_Information_

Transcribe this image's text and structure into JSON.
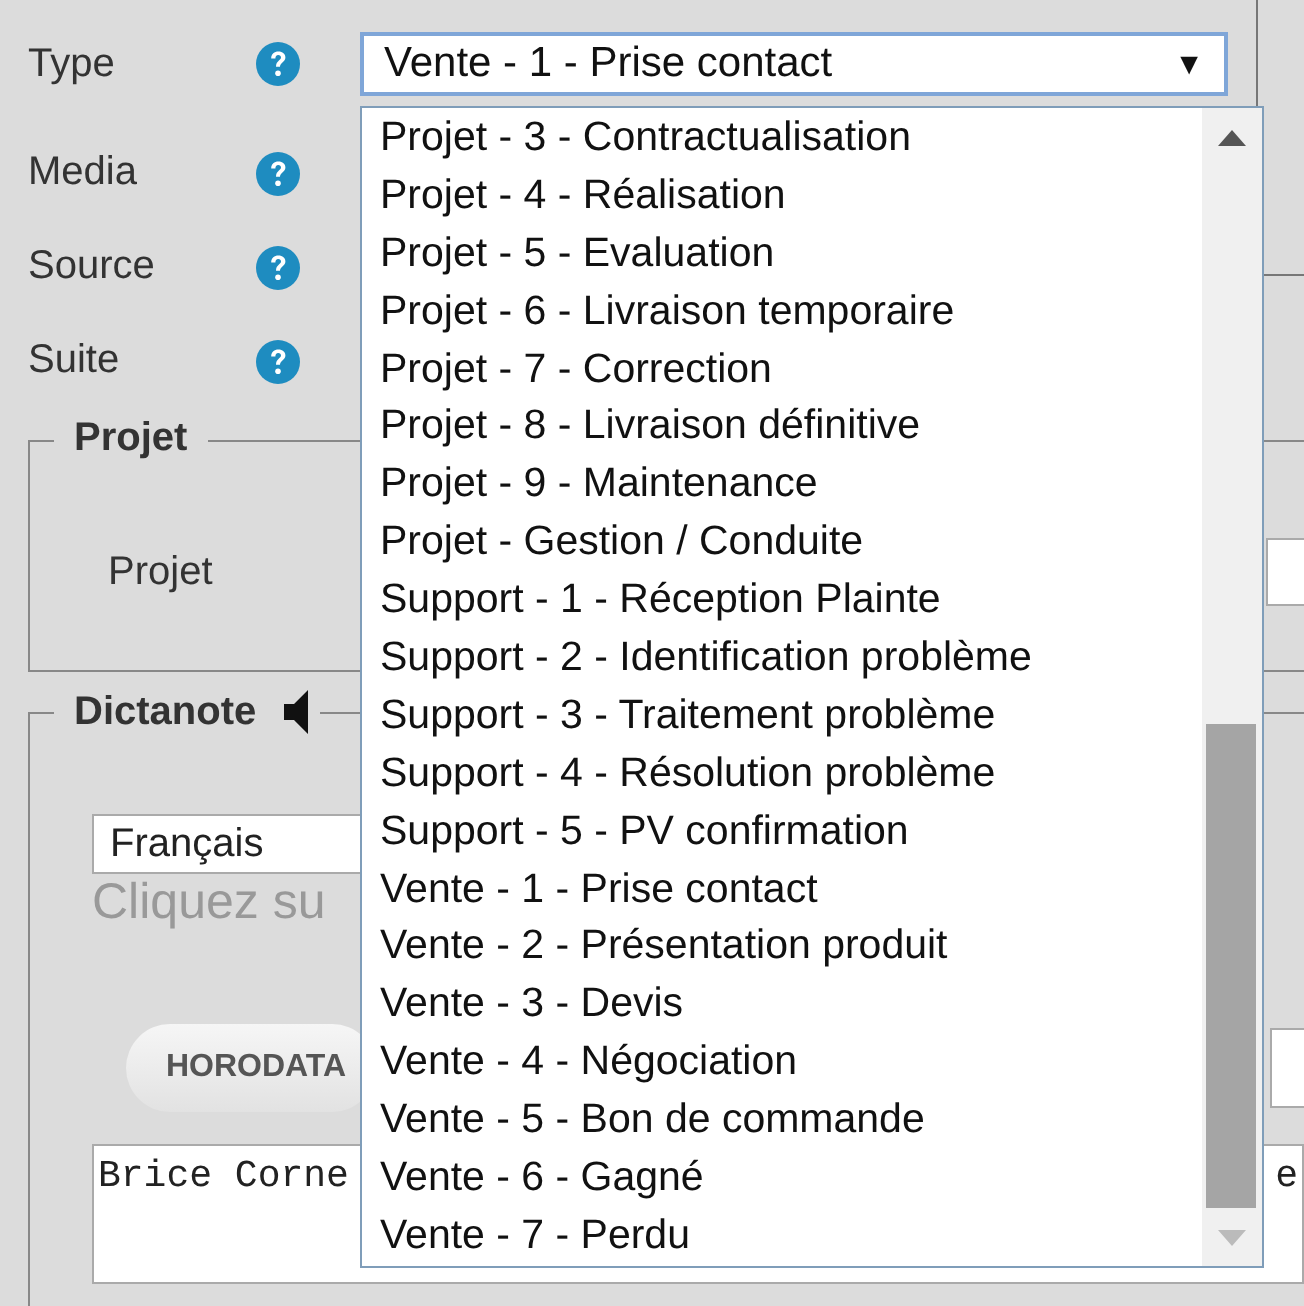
{
  "fields": [
    {
      "label": "Type"
    },
    {
      "label": "Media"
    },
    {
      "label": "Source"
    },
    {
      "label": "Suite"
    }
  ],
  "type_select": {
    "value": "Vente - 1 - Prise contact",
    "arrow": "▼"
  },
  "dropdown": {
    "options": [
      "Projet - 3 - Contractualisation",
      "Projet - 4 - Réalisation",
      "Projet - 5 - Evaluation",
      "Projet - 6 - Livraison temporaire",
      "Projet - 7 - Correction",
      "Projet - 8 - Livraison définitive",
      "Projet - 9 - Maintenance",
      "Projet - Gestion / Conduite",
      "Support - 1 - Réception Plainte",
      "Support - 2 - Identification problème",
      "Support - 3 - Traitement problème",
      "Support - 4 - Résolution problème",
      "Support - 5 - PV confirmation",
      "Vente - 1 - Prise contact",
      "Vente - 2 - Présentation produit",
      "Vente - 3 - Devis",
      "Vente - 4 - Négociation",
      "Vente - 5 - Bon de commande",
      "Vente - 6 - Gagné",
      "Vente - 7 - Perdu"
    ]
  },
  "projet_section": {
    "legend": "Projet",
    "label": "Projet"
  },
  "dictanote_section": {
    "legend": "Dictanote",
    "language": "Français",
    "hint": "Cliquez su",
    "button": "HORODATA",
    "text": "Brice Corne",
    "text_end": "e"
  }
}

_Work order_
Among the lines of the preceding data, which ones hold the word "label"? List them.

_Response area_
      "label": "Type"
      "label": "Media"
      "label": "Source"
      "label": "Suite"
    "label": "Projet"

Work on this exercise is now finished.